= Beginning of Section =

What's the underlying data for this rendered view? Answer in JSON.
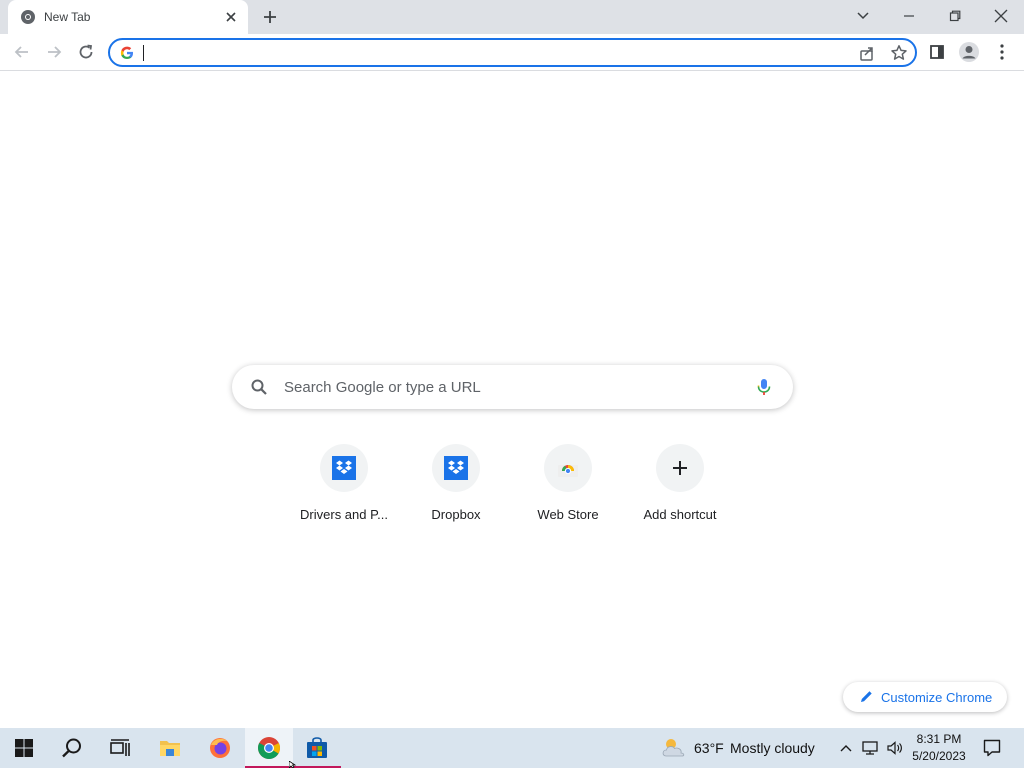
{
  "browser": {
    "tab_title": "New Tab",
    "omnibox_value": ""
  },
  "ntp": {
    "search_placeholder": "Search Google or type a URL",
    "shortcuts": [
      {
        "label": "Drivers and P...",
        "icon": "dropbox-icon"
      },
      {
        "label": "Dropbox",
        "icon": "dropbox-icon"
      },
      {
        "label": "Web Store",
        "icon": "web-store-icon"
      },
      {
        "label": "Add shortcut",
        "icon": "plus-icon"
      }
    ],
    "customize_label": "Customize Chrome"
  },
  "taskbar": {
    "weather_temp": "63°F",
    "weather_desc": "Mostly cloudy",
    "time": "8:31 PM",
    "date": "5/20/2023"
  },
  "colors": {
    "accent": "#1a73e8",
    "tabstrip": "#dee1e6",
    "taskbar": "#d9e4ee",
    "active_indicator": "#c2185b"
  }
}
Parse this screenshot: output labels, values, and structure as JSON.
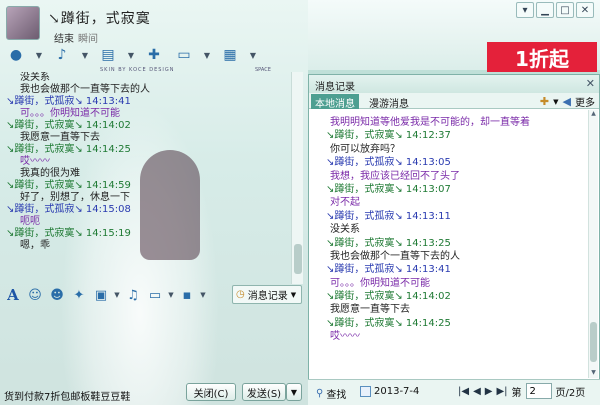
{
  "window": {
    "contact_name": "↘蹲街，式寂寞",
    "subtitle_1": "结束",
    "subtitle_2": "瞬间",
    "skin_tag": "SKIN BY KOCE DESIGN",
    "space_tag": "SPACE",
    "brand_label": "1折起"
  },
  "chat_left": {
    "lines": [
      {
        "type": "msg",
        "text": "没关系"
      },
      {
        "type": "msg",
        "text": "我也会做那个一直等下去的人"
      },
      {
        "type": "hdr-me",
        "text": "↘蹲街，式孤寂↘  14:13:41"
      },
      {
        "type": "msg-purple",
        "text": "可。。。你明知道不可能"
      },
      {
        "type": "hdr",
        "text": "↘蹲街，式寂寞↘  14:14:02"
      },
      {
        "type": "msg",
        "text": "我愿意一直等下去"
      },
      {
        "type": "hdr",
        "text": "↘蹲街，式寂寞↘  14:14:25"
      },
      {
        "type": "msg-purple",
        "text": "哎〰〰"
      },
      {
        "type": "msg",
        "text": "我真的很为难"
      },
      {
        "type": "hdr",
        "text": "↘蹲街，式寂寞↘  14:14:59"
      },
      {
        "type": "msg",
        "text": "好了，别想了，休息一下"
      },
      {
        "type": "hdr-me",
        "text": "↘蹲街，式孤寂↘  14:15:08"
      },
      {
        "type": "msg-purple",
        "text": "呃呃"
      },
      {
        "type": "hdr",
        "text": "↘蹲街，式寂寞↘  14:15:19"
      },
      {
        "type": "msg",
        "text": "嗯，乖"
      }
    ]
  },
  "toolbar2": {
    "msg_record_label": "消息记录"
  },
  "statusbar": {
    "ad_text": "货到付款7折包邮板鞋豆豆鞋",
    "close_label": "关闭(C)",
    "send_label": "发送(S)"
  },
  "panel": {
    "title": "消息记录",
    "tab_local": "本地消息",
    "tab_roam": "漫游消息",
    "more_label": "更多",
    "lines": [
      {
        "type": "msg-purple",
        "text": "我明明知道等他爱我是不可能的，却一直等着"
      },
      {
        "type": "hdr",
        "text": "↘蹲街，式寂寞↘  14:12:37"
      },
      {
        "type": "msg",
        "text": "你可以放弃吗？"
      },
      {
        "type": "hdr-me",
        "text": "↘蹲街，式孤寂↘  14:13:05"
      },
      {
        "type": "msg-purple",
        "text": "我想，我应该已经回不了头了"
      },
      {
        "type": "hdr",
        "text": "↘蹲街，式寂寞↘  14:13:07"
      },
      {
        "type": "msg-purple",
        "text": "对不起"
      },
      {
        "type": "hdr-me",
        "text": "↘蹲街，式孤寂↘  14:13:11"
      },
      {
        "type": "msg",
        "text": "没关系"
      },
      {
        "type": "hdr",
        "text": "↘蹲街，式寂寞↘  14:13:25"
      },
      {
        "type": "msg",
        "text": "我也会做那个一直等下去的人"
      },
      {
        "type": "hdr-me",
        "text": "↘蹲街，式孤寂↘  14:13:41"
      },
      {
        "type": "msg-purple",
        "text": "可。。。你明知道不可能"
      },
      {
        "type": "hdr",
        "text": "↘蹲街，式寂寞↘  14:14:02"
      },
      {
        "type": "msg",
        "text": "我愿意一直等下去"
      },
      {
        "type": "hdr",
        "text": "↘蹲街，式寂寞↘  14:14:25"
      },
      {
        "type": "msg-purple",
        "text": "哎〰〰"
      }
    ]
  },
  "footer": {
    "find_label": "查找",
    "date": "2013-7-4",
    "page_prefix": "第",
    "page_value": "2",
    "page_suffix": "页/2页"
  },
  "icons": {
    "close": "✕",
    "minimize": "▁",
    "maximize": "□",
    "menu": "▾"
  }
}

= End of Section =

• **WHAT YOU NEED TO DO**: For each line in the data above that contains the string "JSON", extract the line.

• **SOLUTION TO THIS EXERCISE**:
What's the underlying data for this rendered view? Answer in JSON.
Parse this screenshot: output labels, values, and structure as JSON.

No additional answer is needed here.